Exercise prompt
Determine how many lines in these records hold "icon". Only the number is wanted.
START Dataset records
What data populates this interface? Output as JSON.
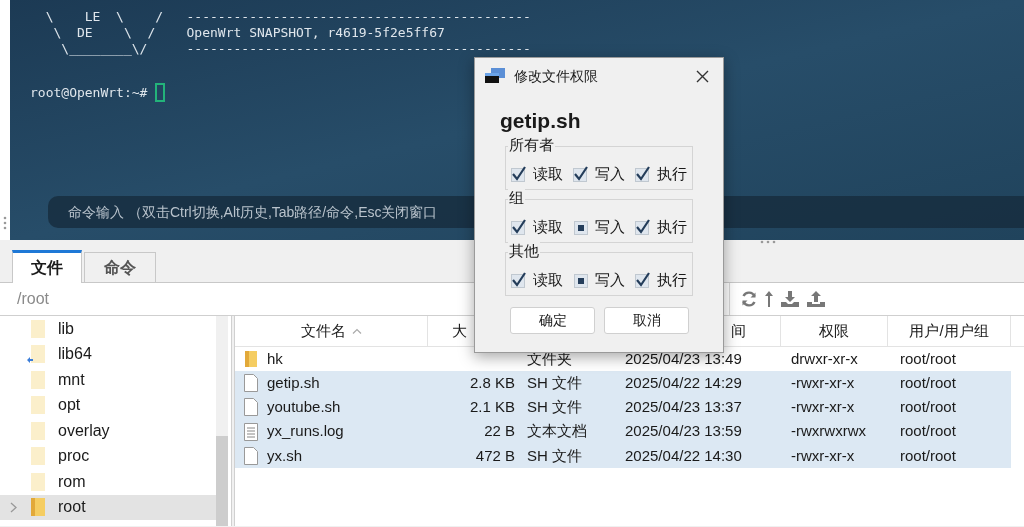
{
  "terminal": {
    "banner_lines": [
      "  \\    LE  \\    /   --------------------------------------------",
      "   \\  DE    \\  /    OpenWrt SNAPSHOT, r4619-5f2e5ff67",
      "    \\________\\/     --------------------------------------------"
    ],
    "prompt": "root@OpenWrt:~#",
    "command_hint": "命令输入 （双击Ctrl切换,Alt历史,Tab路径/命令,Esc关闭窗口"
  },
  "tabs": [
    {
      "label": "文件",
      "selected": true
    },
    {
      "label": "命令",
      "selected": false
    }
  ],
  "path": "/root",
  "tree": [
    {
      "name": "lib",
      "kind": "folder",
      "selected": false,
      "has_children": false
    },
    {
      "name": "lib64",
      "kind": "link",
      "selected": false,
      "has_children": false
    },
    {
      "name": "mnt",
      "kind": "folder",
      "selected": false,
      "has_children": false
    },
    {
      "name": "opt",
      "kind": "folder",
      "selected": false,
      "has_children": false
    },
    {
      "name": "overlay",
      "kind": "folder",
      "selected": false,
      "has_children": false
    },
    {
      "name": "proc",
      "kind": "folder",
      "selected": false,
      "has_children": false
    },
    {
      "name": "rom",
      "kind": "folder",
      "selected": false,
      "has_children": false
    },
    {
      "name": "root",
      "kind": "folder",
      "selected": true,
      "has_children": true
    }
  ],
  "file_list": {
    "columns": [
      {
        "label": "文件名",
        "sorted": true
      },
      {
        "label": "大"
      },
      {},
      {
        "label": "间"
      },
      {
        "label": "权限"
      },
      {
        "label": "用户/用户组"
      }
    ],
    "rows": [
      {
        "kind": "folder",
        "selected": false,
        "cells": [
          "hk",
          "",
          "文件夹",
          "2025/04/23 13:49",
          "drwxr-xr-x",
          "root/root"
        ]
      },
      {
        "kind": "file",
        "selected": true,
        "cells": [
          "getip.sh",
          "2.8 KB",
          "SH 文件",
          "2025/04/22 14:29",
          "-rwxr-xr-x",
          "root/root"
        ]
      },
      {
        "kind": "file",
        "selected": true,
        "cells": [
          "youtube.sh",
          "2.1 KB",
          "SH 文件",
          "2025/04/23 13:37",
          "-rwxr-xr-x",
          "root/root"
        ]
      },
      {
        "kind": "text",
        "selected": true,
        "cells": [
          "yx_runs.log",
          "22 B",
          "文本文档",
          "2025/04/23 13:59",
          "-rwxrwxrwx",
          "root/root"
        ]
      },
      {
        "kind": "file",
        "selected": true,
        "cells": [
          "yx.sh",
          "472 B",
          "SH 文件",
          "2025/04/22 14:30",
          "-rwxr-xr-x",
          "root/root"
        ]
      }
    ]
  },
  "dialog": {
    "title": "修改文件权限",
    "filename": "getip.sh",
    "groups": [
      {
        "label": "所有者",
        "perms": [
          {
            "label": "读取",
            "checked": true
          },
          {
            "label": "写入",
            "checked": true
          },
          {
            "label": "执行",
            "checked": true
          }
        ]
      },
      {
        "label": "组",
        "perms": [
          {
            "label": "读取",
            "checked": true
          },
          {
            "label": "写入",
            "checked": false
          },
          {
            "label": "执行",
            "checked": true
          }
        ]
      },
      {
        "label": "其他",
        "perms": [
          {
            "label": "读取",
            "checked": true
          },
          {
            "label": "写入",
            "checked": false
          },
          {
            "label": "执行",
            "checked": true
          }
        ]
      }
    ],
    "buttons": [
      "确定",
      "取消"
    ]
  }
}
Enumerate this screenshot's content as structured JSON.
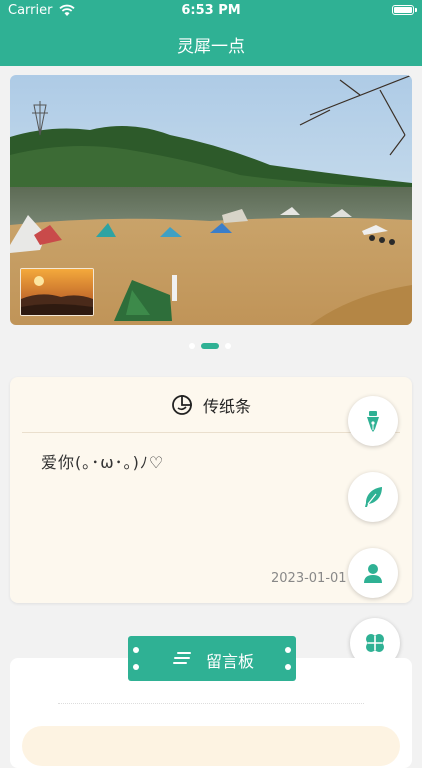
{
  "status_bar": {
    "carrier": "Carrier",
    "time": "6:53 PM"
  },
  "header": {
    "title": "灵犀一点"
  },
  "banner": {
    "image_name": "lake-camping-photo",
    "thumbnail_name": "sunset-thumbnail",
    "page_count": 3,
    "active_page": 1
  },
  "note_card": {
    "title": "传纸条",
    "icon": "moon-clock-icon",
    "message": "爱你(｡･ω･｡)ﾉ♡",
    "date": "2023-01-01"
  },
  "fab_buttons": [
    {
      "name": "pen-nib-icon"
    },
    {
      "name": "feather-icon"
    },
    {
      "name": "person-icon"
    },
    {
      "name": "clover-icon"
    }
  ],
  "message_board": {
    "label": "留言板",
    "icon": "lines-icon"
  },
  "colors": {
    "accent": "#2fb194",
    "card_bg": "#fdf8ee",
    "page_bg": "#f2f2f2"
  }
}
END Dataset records
Output
6